**Task statement**
Every word of the data below has to be copied faithfully.

**Supplied material**
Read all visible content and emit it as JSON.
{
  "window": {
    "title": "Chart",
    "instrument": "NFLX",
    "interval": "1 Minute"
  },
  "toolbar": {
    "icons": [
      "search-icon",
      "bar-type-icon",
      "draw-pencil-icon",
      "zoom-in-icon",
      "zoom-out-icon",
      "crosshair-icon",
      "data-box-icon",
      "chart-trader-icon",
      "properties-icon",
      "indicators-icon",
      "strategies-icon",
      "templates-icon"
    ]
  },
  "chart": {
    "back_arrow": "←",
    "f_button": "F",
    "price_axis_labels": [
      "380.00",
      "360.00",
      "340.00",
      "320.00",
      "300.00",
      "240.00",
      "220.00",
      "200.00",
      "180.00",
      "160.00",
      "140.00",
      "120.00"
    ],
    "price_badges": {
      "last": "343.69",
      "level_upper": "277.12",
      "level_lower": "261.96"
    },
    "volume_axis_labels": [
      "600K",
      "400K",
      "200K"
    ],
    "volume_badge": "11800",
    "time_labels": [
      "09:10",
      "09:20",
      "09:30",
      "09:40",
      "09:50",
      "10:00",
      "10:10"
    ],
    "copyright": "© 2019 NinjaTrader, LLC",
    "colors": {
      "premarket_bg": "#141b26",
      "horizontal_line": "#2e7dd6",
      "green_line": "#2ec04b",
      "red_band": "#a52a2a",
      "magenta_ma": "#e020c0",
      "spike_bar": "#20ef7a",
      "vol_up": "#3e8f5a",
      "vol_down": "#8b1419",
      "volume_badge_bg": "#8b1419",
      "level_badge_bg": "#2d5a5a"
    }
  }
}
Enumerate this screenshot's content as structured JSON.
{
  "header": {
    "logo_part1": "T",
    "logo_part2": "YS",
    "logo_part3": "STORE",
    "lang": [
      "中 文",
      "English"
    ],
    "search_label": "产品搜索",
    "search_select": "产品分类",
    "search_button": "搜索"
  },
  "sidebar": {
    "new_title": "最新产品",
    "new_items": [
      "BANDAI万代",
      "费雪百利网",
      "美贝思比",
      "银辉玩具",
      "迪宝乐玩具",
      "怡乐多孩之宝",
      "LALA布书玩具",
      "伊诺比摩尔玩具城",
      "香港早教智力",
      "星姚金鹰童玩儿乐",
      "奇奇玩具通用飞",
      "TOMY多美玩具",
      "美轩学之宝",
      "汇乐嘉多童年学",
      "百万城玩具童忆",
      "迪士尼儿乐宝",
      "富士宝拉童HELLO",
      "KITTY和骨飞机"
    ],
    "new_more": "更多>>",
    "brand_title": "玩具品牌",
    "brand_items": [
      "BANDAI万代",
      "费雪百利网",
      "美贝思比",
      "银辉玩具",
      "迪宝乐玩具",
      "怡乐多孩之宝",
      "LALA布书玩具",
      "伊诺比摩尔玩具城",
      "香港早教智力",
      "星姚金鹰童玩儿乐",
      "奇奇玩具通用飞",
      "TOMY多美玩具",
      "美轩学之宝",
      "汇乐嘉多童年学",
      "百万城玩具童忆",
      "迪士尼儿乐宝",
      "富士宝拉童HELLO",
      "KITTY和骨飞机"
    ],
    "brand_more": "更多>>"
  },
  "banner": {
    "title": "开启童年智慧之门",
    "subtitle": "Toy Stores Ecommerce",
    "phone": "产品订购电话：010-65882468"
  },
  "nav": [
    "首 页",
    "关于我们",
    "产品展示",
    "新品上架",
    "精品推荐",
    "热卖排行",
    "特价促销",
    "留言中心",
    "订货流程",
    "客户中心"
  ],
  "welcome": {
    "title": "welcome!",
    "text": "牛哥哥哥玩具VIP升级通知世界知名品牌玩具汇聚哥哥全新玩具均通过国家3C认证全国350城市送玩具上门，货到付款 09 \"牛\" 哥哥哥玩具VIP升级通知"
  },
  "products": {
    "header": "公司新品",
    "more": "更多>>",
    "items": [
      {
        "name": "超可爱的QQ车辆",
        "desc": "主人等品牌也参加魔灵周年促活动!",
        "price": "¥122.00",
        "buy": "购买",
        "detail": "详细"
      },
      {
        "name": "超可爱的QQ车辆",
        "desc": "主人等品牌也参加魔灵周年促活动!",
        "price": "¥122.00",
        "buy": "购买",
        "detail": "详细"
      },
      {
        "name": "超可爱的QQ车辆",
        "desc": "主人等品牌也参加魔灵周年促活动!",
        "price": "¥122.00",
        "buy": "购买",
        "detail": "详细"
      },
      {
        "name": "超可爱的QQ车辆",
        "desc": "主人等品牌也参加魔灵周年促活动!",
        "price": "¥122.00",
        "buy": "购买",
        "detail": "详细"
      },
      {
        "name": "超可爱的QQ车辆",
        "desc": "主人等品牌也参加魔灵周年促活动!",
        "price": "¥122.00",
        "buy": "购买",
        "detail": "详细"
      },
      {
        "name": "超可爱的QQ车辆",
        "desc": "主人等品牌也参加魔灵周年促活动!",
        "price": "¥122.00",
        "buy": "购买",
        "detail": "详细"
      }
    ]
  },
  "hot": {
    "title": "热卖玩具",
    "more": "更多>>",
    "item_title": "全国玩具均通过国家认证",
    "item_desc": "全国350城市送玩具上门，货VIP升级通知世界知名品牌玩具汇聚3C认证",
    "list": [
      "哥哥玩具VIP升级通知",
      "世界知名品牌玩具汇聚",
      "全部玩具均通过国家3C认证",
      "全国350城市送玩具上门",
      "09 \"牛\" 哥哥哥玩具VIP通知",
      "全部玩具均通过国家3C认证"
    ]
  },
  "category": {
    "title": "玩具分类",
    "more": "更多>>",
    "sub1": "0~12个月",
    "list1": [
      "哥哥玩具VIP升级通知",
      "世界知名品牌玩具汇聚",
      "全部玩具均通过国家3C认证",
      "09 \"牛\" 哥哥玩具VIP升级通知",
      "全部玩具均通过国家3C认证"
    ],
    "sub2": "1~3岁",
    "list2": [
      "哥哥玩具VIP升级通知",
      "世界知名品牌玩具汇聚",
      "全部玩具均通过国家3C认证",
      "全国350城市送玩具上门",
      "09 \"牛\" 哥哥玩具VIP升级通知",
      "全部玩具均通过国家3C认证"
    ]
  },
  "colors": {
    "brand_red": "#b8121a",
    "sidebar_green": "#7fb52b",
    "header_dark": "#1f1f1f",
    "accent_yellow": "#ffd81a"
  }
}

**Result for this exercise**
Read all visible content and emit it as JSON.
{
  "window": {
    "title": "Chart",
    "instrument": "NFLX",
    "interval": "1 Minute"
  },
  "toolbar": {
    "icons": [
      "search-icon",
      "bar-type-icon",
      "draw-pencil-icon",
      "zoom-in-icon",
      "zoom-out-icon",
      "crosshair-icon",
      "data-box-icon",
      "chart-trader-icon",
      "properties-icon",
      "indicators-icon",
      "strategies-icon",
      "templates-icon"
    ]
  },
  "chart": {
    "back_arrow": "←",
    "f_button": "F",
    "price_axis_labels": [
      "380.00",
      "360.00",
      "340.00",
      "320.00",
      "300.00",
      "240.00",
      "220.00",
      "200.00",
      "180.00",
      "160.00",
      "140.00",
      "120.00"
    ],
    "price_badges": {
      "last": "343.69",
      "level_upper": "277.12",
      "level_lower": "261.96"
    },
    "volume_axis_labels": [
      "600K",
      "400K",
      "200K"
    ],
    "volume_badge": "11800",
    "time_labels": [
      "09:10",
      "09:20",
      "09:30",
      "09:40",
      "09:50",
      "10:00",
      "10:10"
    ],
    "copyright": "© 2019 NinjaTrader, LLC",
    "colors": {
      "premarket_bg": "#141b26",
      "horizontal_line": "#2e7dd6",
      "green_line": "#2ec04b",
      "red_band": "#a52a2a",
      "magenta_ma": "#e020c0",
      "spike_bar": "#20ef7a",
      "vol_up": "#3e8f5a",
      "vol_down": "#8b1419",
      "volume_badge_bg": "#8b1419",
      "level_badge_bg": "#2d5a5a"
    }
  }
}
Enumerate this screenshot's content as structured JSON.
{
  "header": {
    "logo_part1": "T",
    "logo_part2": "YS",
    "logo_part3": "STORE",
    "lang": [
      "中 文",
      "English"
    ],
    "search_label": "产品搜索",
    "search_select": "产品分类",
    "search_button": "搜索"
  },
  "sidebar": {
    "new_title": "最新产品",
    "new_items": [
      "BANDAI万代",
      "费雪百利网",
      "美贝思比",
      "银辉玩具",
      "迪宝乐玩具",
      "怡乐多孩之宝",
      "LALA布书玩具",
      "伊诺比摩尔玩具城",
      "香港早教智力",
      "星姚金鹰童玩儿乐",
      "奇奇玩具通用飞",
      "TOMY多美玩具",
      "美轩学之宝",
      "汇乐嘉多童年学",
      "百万城玩具童忆",
      "迪士尼儿乐宝",
      "富士宝拉童HELLO",
      "KITTY和骨飞机"
    ],
    "new_more": "更多>>",
    "brand_title": "玩具品牌",
    "brand_items": [
      "BANDAI万代",
      "费雪百利网",
      "美贝思比",
      "银辉玩具",
      "迪宝乐玩具",
      "怡乐多孩之宝",
      "LALA布书玩具",
      "伊诺比摩尔玩具城",
      "香港早教智力",
      "星姚金鹰童玩儿乐",
      "奇奇玩具通用飞",
      "TOMY多美玩具",
      "美轩学之宝",
      "汇乐嘉多童年学",
      "百万城玩具童忆",
      "迪士尼儿乐宝",
      "富士宝拉童HELLO",
      "KITTY和骨飞机"
    ],
    "brand_more": "更多>>"
  },
  "banner": {
    "title": "开启童年智慧之门",
    "subtitle": "Toy Stores Ecommerce",
    "phone": "产品订购电话：010-65882468"
  },
  "nav": [
    "首 页",
    "关于我们",
    "产品展示",
    "新品上架",
    "精品推荐",
    "热卖排行",
    "特价促销",
    "留言中心",
    "订货流程",
    "客户中心"
  ],
  "welcome": {
    "title": "welcome!",
    "text": "牛哥哥哥玩具VIP升级通知世界知名品牌玩具汇聚哥哥全新玩具均通过国家3C认证全国350城市送玩具上门，货到付款 09 \"牛\" 哥哥哥玩具VIP升级通知"
  },
  "products": {
    "header": "公司新品",
    "more": "更多>>",
    "items": [
      {
        "name": "超可爱的QQ车辆",
        "desc": "主人等品牌也参加魔灵周年促活动!",
        "price": "¥122.00",
        "buy": "购买",
        "detail": "详细"
      },
      {
        "name": "超可爱的QQ车辆",
        "desc": "主人等品牌也参加魔灵周年促活动!",
        "price": "¥122.00",
        "buy": "购买",
        "detail": "详细"
      },
      {
        "name": "超可爱的QQ车辆",
        "desc": "主人等品牌也参加魔灵周年促活动!",
        "price": "¥122.00",
        "buy": "购买",
        "detail": "详细"
      },
      {
        "name": "超可爱的QQ车辆",
        "desc": "主人等品牌也参加魔灵周年促活动!",
        "price": "¥122.00",
        "buy": "购买",
        "detail": "详细"
      },
      {
        "name": "超可爱的QQ车辆",
        "desc": "主人等品牌也参加魔灵周年促活动!",
        "price": "¥122.00",
        "buy": "购买",
        "detail": "详细"
      },
      {
        "name": "超可爱的QQ车辆",
        "desc": "主人等品牌也参加魔灵周年促活动!",
        "price": "¥122.00",
        "buy": "购买",
        "detail": "详细"
      }
    ]
  },
  "hot": {
    "title": "热卖玩具",
    "more": "更多>>",
    "item_title": "全国玩具均通过国家认证",
    "item_desc": "全国350城市送玩具上门，货VIP升级通知世界知名品牌玩具汇聚3C认证",
    "list": [
      "哥哥玩具VIP升级通知",
      "世界知名品牌玩具汇聚",
      "全部玩具均通过国家3C认证",
      "全国350城市送玩具上门",
      "09 \"牛\" 哥哥哥玩具VIP通知",
      "全部玩具均通过国家3C认证"
    ]
  },
  "category": {
    "title": "玩具分类",
    "more": "更多>>",
    "sub1": "0~12个月",
    "list1": [
      "哥哥玩具VIP升级通知",
      "世界知名品牌玩具汇聚",
      "全部玩具均通过国家3C认证",
      "09 \"牛\" 哥哥玩具VIP升级通知",
      "全部玩具均通过国家3C认证"
    ],
    "sub2": "1~3岁",
    "list2": [
      "哥哥玩具VIP升级通知",
      "世界知名品牌玩具汇聚",
      "全部玩具均通过国家3C认证",
      "全国350城市送玩具上门",
      "09 \"牛\" 哥哥玩具VIP升级通知",
      "全部玩具均通过国家3C认证"
    ]
  },
  "colors": {
    "brand_red": "#b8121a",
    "sidebar_green": "#7fb52b",
    "header_dark": "#1f1f1f",
    "accent_yellow": "#ffd81a"
  }
}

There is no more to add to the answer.